- **Task to carry out**
Write out the listing again, exactly as it appears below.

- **Data for processing**
▬▬▬▬▬▬▬▬▬▬
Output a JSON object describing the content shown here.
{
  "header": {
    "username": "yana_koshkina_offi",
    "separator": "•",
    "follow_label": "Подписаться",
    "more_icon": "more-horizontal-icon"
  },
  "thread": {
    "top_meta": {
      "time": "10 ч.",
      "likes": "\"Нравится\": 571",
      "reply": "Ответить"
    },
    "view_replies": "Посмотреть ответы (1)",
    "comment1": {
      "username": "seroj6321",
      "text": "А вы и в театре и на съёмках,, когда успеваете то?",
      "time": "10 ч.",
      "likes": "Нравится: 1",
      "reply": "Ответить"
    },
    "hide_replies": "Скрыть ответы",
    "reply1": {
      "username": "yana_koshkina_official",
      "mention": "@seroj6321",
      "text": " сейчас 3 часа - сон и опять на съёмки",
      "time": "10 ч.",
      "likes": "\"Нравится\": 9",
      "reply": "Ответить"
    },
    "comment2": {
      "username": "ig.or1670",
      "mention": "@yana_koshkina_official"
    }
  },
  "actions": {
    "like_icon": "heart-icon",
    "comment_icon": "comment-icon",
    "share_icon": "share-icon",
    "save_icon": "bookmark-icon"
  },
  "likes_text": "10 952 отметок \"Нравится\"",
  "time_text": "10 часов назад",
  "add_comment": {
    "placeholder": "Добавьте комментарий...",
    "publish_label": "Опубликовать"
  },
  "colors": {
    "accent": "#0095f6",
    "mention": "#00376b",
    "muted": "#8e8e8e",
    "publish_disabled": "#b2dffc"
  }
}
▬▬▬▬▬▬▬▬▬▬
- **Exercise response**
Output a JSON object describing the content shown here.
{
  "header": {
    "username": "yana_koshkina_offi",
    "separator": "•",
    "follow_label": "Подписаться",
    "more_icon": "more-horizontal-icon"
  },
  "thread": {
    "top_meta": {
      "time": "10 ч.",
      "likes": "\"Нравится\": 571",
      "reply": "Ответить"
    },
    "view_replies": "Посмотреть ответы (1)",
    "comment1": {
      "username": "seroj6321",
      "text": "А вы и в театре и на съёмках,, когда успеваете то?",
      "time": "10 ч.",
      "likes": "Нравится: 1",
      "reply": "Ответить"
    },
    "hide_replies": "Скрыть ответы",
    "reply1": {
      "username": "yana_koshkina_official",
      "mention": "@seroj6321",
      "text": " сейчас 3 часа - сон и опять на съёмки",
      "time": "10 ч.",
      "likes": "\"Нравится\": 9",
      "reply": "Ответить"
    },
    "comment2": {
      "username": "ig.or1670",
      "mention": "@yana_koshkina_official"
    }
  },
  "actions": {
    "like_icon": "heart-icon",
    "comment_icon": "comment-icon",
    "share_icon": "share-icon",
    "save_icon": "bookmark-icon"
  },
  "likes_text": "10 952 отметок \"Нравится\"",
  "time_text": "10 часов назад",
  "add_comment": {
    "placeholder": "Добавьте комментарий...",
    "publish_label": "Опубликовать"
  },
  "colors": {
    "accent": "#0095f6",
    "mention": "#00376b",
    "muted": "#8e8e8e",
    "publish_disabled": "#b2dffc"
  }
}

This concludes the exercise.